─── Available data
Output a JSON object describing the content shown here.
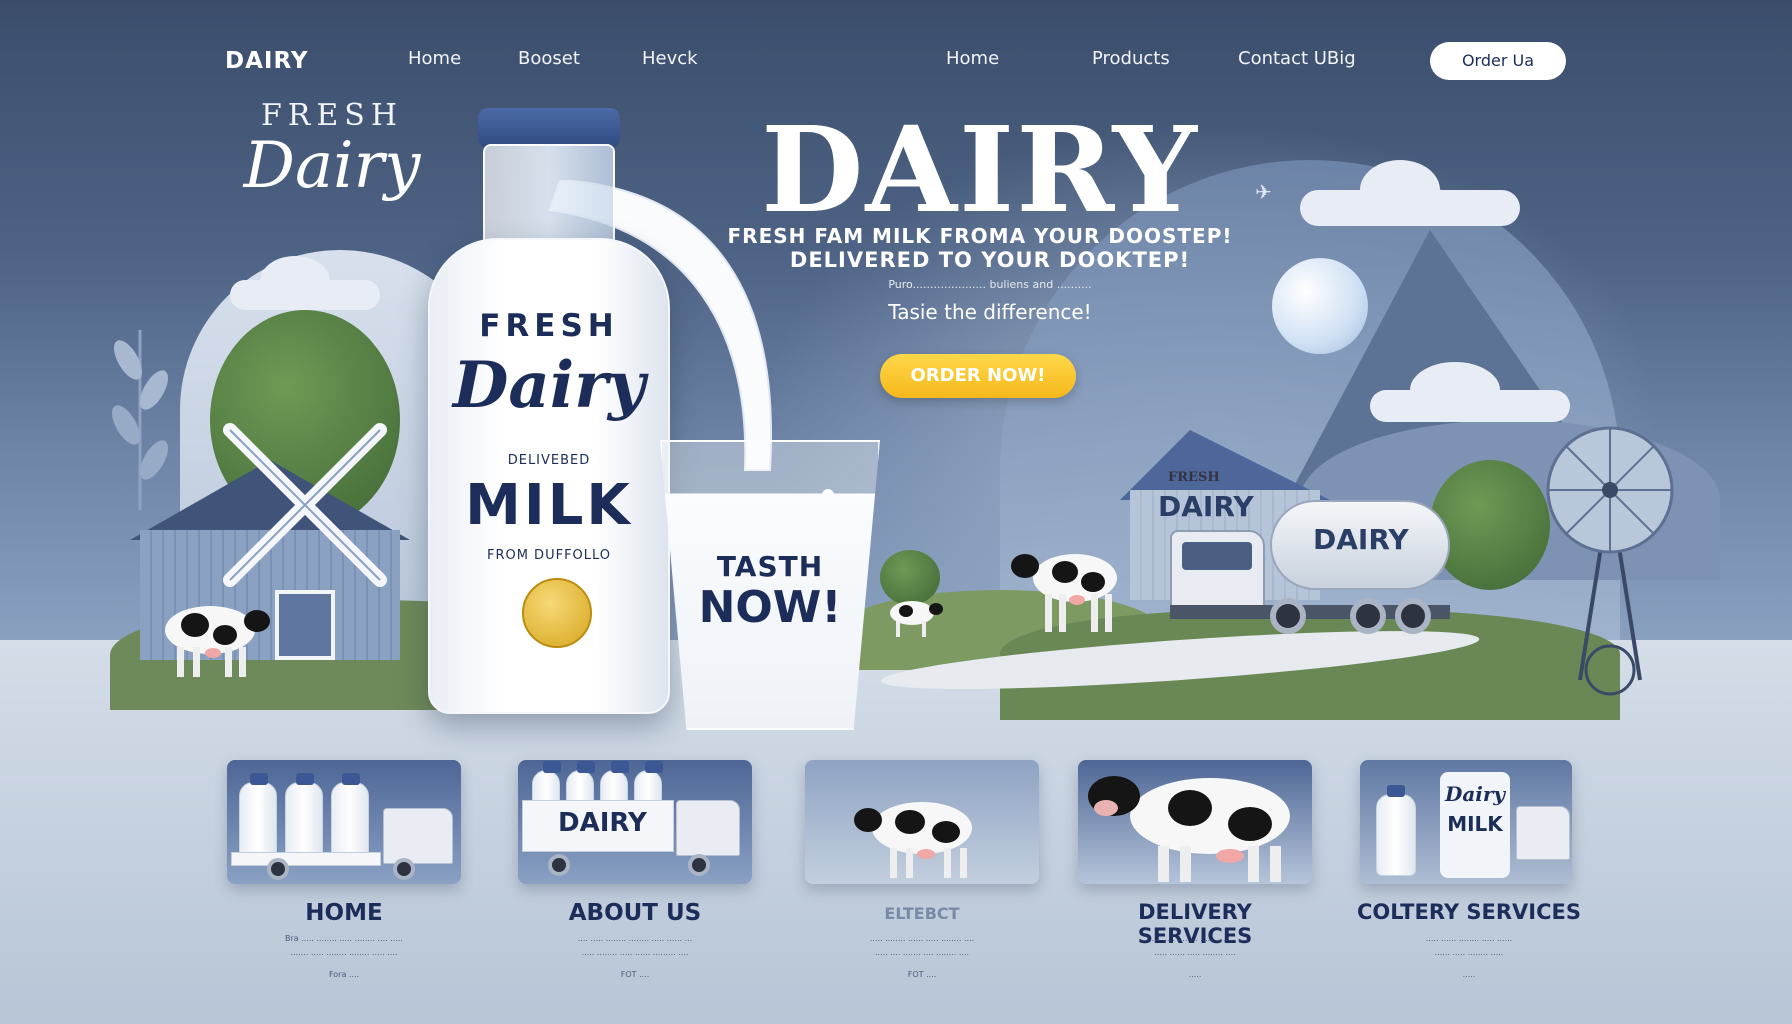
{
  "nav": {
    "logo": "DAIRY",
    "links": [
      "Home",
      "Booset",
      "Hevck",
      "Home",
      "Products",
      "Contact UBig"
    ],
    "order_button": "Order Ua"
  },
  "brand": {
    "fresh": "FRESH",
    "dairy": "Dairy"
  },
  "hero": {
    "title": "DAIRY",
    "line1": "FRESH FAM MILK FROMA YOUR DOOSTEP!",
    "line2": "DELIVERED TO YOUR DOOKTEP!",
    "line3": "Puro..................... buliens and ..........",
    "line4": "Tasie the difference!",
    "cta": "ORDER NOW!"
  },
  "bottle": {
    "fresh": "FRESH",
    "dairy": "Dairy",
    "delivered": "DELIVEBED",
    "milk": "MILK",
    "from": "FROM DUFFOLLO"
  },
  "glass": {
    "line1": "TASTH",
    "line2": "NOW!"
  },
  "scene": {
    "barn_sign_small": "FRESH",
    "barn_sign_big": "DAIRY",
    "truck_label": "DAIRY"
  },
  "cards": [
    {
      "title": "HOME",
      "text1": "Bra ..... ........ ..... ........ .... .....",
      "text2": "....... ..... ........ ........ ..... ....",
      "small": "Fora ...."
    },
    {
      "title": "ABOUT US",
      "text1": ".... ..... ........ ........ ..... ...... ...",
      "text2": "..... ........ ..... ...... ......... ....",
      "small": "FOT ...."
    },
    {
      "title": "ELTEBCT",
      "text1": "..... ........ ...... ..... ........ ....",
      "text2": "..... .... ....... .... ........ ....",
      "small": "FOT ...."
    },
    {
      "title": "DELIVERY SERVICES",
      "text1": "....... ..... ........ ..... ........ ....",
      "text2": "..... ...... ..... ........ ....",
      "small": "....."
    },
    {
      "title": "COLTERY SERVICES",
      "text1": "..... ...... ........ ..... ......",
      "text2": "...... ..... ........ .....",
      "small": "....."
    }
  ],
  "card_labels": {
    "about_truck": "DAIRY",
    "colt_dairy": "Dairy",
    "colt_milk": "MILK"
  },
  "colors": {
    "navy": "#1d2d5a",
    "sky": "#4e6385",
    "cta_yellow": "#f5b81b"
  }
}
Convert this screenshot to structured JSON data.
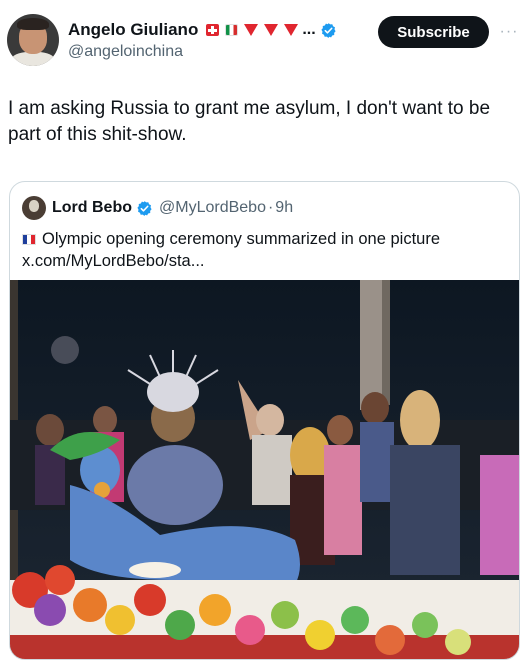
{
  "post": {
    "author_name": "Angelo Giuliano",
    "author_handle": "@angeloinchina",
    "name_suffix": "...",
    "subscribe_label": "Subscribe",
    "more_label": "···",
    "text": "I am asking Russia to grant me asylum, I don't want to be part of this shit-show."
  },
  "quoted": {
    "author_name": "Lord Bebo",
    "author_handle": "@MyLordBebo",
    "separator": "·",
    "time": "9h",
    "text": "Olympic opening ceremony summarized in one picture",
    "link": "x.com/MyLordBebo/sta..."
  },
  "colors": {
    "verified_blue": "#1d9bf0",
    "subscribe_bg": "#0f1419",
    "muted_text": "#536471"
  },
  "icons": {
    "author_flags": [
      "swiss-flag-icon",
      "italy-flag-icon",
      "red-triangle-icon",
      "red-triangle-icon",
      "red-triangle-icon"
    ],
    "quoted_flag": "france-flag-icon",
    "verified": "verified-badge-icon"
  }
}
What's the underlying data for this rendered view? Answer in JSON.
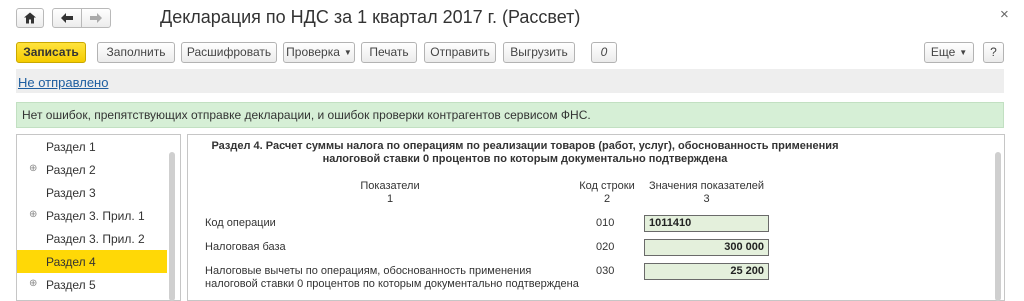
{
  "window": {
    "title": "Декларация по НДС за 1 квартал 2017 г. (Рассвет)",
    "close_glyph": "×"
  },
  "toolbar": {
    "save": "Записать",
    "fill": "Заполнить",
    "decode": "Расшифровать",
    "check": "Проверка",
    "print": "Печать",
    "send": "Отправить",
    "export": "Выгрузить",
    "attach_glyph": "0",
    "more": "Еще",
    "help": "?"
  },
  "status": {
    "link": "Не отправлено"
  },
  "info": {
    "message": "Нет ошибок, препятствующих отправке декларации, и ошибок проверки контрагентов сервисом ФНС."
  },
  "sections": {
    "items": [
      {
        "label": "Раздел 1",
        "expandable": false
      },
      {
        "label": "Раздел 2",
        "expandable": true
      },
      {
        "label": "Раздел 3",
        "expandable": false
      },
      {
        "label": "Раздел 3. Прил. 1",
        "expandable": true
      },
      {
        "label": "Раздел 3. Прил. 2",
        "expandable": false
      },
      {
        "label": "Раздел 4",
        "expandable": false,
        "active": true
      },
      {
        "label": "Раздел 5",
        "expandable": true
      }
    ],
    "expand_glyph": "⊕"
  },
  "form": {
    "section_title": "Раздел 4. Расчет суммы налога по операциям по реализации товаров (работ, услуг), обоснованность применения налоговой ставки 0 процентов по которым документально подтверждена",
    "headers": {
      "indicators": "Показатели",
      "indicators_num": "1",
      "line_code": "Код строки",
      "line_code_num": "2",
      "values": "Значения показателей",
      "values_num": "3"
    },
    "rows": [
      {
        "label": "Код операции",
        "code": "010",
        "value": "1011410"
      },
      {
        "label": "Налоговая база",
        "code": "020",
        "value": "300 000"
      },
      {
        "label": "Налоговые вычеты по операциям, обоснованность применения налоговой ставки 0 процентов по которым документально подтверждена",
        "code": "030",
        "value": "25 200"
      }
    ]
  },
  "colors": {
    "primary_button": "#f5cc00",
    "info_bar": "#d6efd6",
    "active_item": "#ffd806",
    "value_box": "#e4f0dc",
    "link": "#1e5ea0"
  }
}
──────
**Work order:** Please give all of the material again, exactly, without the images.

**Answer below:**
Output a JSON object describing the content shown here.
{
  "nav": {
    "logo": "DAIRY",
    "links": [
      "Home",
      "Booset",
      "Hevck",
      "Home",
      "Products",
      "Contact UBig"
    ],
    "order_button": "Order Ua"
  },
  "brand": {
    "fresh": "FRESH",
    "dairy": "Dairy"
  },
  "hero": {
    "title": "DAIRY",
    "line1": "FRESH FAM MILK FROMA YOUR DOOSTEP!",
    "line2": "DELIVERED TO YOUR DOOKTEP!",
    "line3": "Puro..................... buliens and ..........",
    "line4": "Tasie the difference!",
    "cta": "ORDER NOW!"
  },
  "bottle": {
    "fresh": "FRESH",
    "dairy": "Dairy",
    "delivered": "DELIVEBED",
    "milk": "MILK",
    "from": "FROM DUFFOLLO"
  },
  "glass": {
    "line1": "TASTH",
    "line2": "NOW!"
  },
  "scene": {
    "barn_sign_small": "FRESH",
    "barn_sign_big": "DAIRY",
    "truck_label": "DAIRY"
  },
  "cards": [
    {
      "title": "HOME",
      "text1": "Bra ..... ........ ..... ........ .... .....",
      "text2": "....... ..... ........ ........ ..... ....",
      "small": "Fora ...."
    },
    {
      "title": "ABOUT US",
      "text1": ".... ..... ........ ........ ..... ...... ...",
      "text2": "..... ........ ..... ...... ......... ....",
      "small": "FOT ...."
    },
    {
      "title": "ELTEBCT",
      "text1": "..... ........ ...... ..... ........ ....",
      "text2": "..... .... ....... .... ........ ....",
      "small": "FOT ...."
    },
    {
      "title": "DELIVERY SERVICES",
      "text1": "....... ..... ........ ..... ........ ....",
      "text2": "..... ...... ..... ........ ....",
      "small": "....."
    },
    {
      "title": "COLTERY SERVICES",
      "text1": "..... ...... ........ ..... ......",
      "text2": "...... ..... ........ .....",
      "small": "....."
    }
  ],
  "card_labels": {
    "about_truck": "DAIRY",
    "colt_dairy": "Dairy",
    "colt_milk": "MILK"
  },
  "colors": {
    "navy": "#1d2d5a",
    "sky": "#4e6385",
    "cta_yellow": "#f5b81b"
  }
}
Convert this screenshot to structured JSON data.
{
  "post": {
    "author_name": "Angelo Giuliano",
    "author_handle": "@angeloinchina",
    "name_suffix": "...",
    "subscribe_label": "Subscribe",
    "more_label": "···",
    "text": "I am asking Russia to grant me asylum, I don't want to be part of this shit-show."
  },
  "quoted": {
    "author_name": "Lord Bebo",
    "author_handle": "@MyLordBebo",
    "separator": "·",
    "time": "9h",
    "text": "Olympic opening ceremony summarized in one picture",
    "link": "x.com/MyLordBebo/sta..."
  },
  "colors": {
    "verified_blue": "#1d9bf0",
    "subscribe_bg": "#0f1419",
    "muted_text": "#536471"
  },
  "icons": {
    "author_flags": [
      "swiss-flag-icon",
      "italy-flag-icon",
      "red-triangle-icon",
      "red-triangle-icon",
      "red-triangle-icon"
    ],
    "quoted_flag": "france-flag-icon",
    "verified": "verified-badge-icon"
  }
}
What's the underlying data for this rendered view? Answer in JSON.
{
  "window": {
    "title": "Декларация по НДС за 1 квартал 2017 г. (Рассвет)",
    "close_glyph": "×"
  },
  "toolbar": {
    "save": "Записать",
    "fill": "Заполнить",
    "decode": "Расшифровать",
    "check": "Проверка",
    "print": "Печать",
    "send": "Отправить",
    "export": "Выгрузить",
    "attach_glyph": "0",
    "more": "Еще",
    "help": "?"
  },
  "status": {
    "link": "Не отправлено"
  },
  "info": {
    "message": "Нет ошибок, препятствующих отправке декларации, и ошибок проверки контрагентов сервисом ФНС."
  },
  "sections": {
    "items": [
      {
        "label": "Раздел 1",
        "expandable": false
      },
      {
        "label": "Раздел 2",
        "expandable": true
      },
      {
        "label": "Раздел 3",
        "expandable": false
      },
      {
        "label": "Раздел 3. Прил. 1",
        "expandable": true
      },
      {
        "label": "Раздел 3. Прил. 2",
        "expandable": false
      },
      {
        "label": "Раздел 4",
        "expandable": false,
        "active": true
      },
      {
        "label": "Раздел 5",
        "expandable": true
      }
    ],
    "expand_glyph": "⊕"
  },
  "form": {
    "section_title": "Раздел 4. Расчет суммы налога по операциям по реализации товаров (работ, услуг), обоснованность применения налоговой ставки 0 процентов по которым документально подтверждена",
    "headers": {
      "indicators": "Показатели",
      "indicators_num": "1",
      "line_code": "Код строки",
      "line_code_num": "2",
      "values": "Значения показателей",
      "values_num": "3"
    },
    "rows": [
      {
        "label": "Код операции",
        "code": "010",
        "value": "1011410"
      },
      {
        "label": "Налоговая база",
        "code": "020",
        "value": "300 000"
      },
      {
        "label": "Налоговые вычеты по операциям, обоснованность применения налоговой ставки 0 процентов по которым документально подтверждена",
        "code": "030",
        "value": "25 200"
      }
    ]
  },
  "colors": {
    "primary_button": "#f5cc00",
    "info_bar": "#d6efd6",
    "active_item": "#ffd806",
    "value_box": "#e4f0dc",
    "link": "#1e5ea0"
  }
}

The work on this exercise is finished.